Alejandra Pizarnik

Dear Alejandra,

I write to say thank you for your naked appraisal of life. I sometimes loathe all the lace and lipstick with which we cover what we see and do; which I myself have done, and on occasion still do.

You reckoned with the limitations of words, using words themselves. You faced fears with mirrors. You wrote in the darkness to find light. So it is in your words, I find myself. I find myself in your search for a face without fear; in a girl elusively self-portraited; in a palimpsestic ambition for what should be, yet a compassionate nod towards what was; in self-imposed censures; and as a migrant soul beholden to the irrelevance of words.

I am grateful for your honesty, and am saddened by your death. Yet, your shadows, which you invited into your poetry, become our shadows. Through your words, we see ourselves more clearly. Language is both treacherous and liberating.

Below I respond to your poem, “Continuity.” And so our words commiserate and collaborate.

Not naming things by their names. Things have barbed edges, lush vegetation. But who is speaking in this room full of eyes? Who gnaws with a mouth made of paper? Names that come up, shadows with masks. Cure me of this void, I said. (The light loved itself in this darkness of mine. I knew that there was absence when I found myself saying, It is I.) Cure me, I said. — “Continuity” Alejandra Pizarnik, 1963

I too was once pricked by the rigidity of things, these barbed edges and insistent spokes. Then I noticed the light catching on the contours of these metal rims, revealing speckles of my reflection. I began to turn these and other things at just the right angles, and soon they all became the same things. And I, too, knew there was emptiness when I saw myself. — “Emptiness” Aidyn Mills, 2020

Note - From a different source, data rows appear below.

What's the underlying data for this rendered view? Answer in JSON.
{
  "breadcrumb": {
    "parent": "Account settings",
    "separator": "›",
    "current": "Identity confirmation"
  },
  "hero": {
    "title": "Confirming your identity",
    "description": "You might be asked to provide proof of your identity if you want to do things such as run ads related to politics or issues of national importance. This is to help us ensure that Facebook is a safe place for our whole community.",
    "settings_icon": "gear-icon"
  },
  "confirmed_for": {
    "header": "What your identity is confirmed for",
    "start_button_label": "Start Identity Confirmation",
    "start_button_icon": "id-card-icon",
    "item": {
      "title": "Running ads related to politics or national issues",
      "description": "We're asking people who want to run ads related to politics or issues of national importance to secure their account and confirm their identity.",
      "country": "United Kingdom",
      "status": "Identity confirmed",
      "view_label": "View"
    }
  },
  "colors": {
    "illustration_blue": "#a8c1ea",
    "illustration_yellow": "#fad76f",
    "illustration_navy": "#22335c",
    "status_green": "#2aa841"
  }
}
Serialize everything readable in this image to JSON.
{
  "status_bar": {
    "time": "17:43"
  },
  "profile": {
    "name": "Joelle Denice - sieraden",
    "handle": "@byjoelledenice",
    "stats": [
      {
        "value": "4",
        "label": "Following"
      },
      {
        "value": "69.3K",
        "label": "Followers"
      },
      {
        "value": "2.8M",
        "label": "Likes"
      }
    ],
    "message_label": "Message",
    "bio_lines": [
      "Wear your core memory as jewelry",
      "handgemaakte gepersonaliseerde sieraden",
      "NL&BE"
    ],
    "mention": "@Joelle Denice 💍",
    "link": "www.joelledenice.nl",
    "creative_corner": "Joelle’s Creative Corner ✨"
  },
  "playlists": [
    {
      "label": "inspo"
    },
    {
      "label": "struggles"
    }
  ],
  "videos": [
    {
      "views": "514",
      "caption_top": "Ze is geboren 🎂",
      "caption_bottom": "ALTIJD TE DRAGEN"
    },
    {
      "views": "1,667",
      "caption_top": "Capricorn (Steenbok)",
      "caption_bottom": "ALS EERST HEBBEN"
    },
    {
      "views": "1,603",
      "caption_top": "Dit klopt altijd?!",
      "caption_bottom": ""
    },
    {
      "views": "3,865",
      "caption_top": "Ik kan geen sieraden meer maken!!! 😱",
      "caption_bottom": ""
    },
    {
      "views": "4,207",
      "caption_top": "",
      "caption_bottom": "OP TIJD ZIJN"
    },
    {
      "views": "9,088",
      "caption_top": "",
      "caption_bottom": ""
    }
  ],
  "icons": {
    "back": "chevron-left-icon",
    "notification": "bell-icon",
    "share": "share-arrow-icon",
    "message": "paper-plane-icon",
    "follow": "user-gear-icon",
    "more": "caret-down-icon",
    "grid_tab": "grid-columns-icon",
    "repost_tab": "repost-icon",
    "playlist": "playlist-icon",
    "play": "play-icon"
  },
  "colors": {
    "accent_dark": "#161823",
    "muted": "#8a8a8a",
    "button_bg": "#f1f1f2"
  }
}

With deep respect,


Alejandra Pizarnik was an Argentine poet who wrote significantly about silence, the limitations of language, solitude, and the body.